_TASK STATEMENT_
Take each line of the entries below that contains "enable" and copy it.

[Dataset rows for apps and sites]
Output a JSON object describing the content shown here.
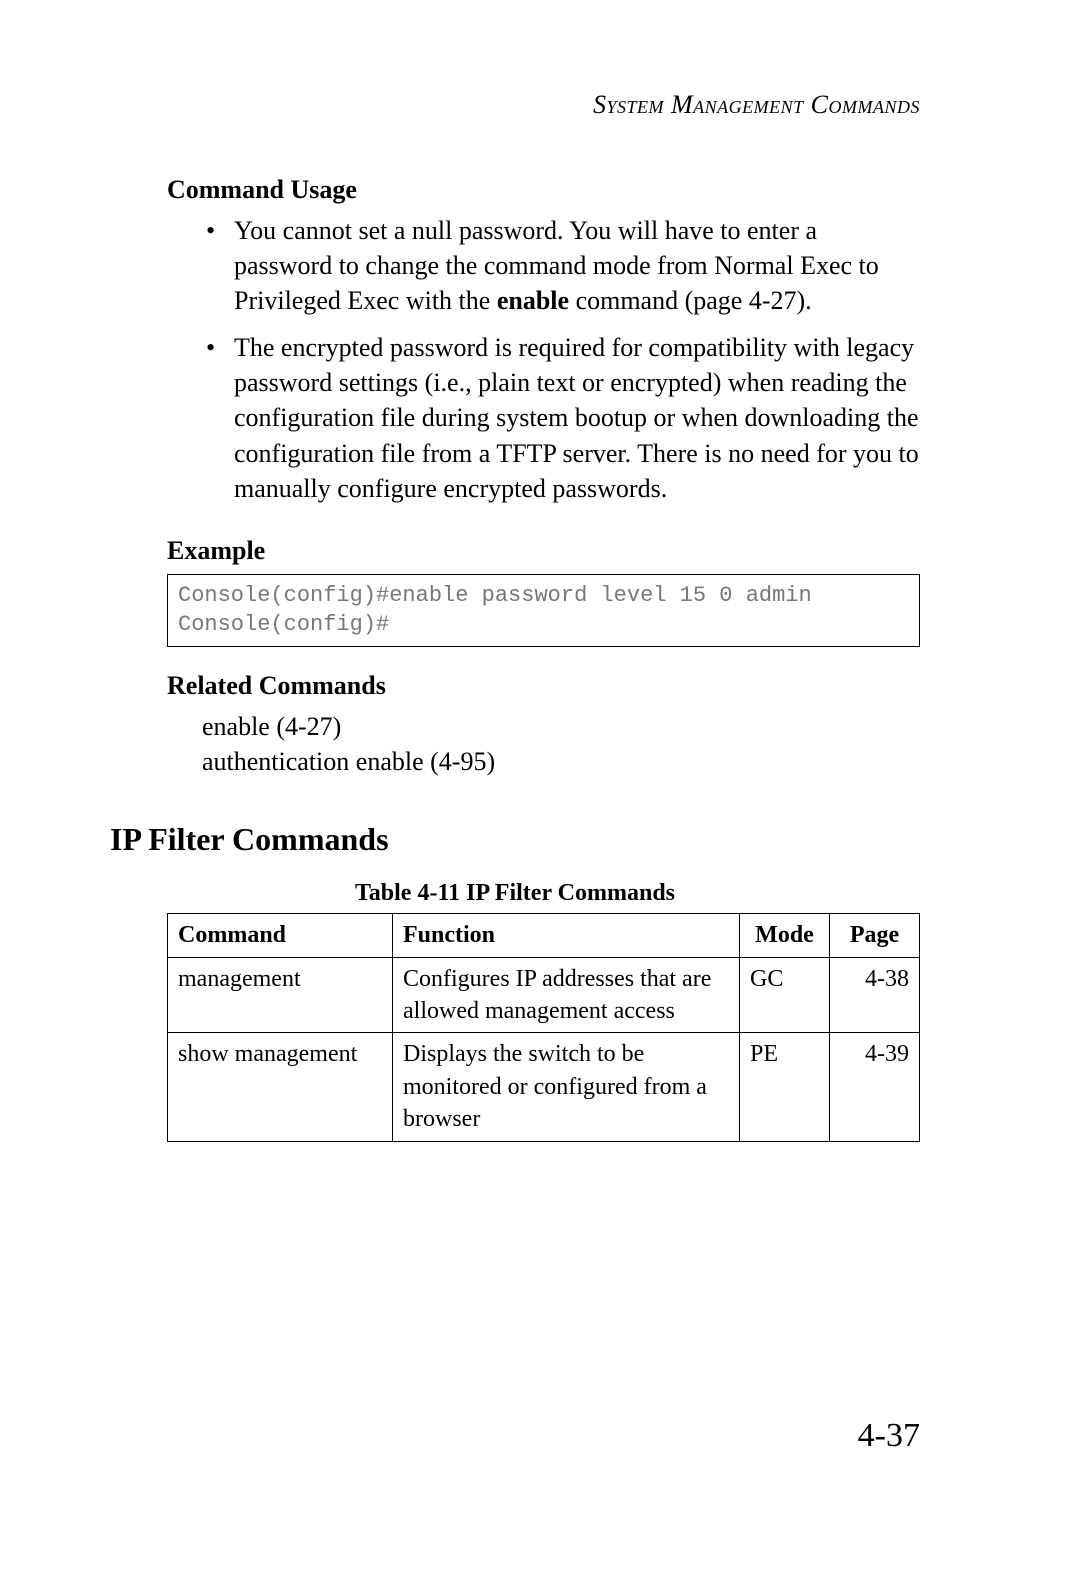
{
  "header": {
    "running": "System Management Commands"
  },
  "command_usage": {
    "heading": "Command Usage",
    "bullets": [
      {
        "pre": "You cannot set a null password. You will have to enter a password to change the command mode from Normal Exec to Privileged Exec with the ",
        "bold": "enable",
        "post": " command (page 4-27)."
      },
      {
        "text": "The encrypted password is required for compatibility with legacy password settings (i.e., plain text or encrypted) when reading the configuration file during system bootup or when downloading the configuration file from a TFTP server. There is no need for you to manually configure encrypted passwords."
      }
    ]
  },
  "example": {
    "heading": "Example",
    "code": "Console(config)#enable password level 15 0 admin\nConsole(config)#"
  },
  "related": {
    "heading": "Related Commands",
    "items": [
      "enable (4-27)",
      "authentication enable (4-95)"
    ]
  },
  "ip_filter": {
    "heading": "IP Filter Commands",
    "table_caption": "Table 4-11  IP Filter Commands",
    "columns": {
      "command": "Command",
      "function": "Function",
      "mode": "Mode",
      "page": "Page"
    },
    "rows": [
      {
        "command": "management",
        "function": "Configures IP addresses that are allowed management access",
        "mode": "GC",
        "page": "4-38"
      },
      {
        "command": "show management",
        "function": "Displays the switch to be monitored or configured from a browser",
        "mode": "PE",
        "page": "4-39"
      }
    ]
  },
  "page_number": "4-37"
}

_SOLVED EXERCISE_
        "bold": "enable",
    "code": "Console(config)#enable password level 15 0 admin\nConsole(config)#"
      "enable (4-27)",
      "authentication enable (4-95)"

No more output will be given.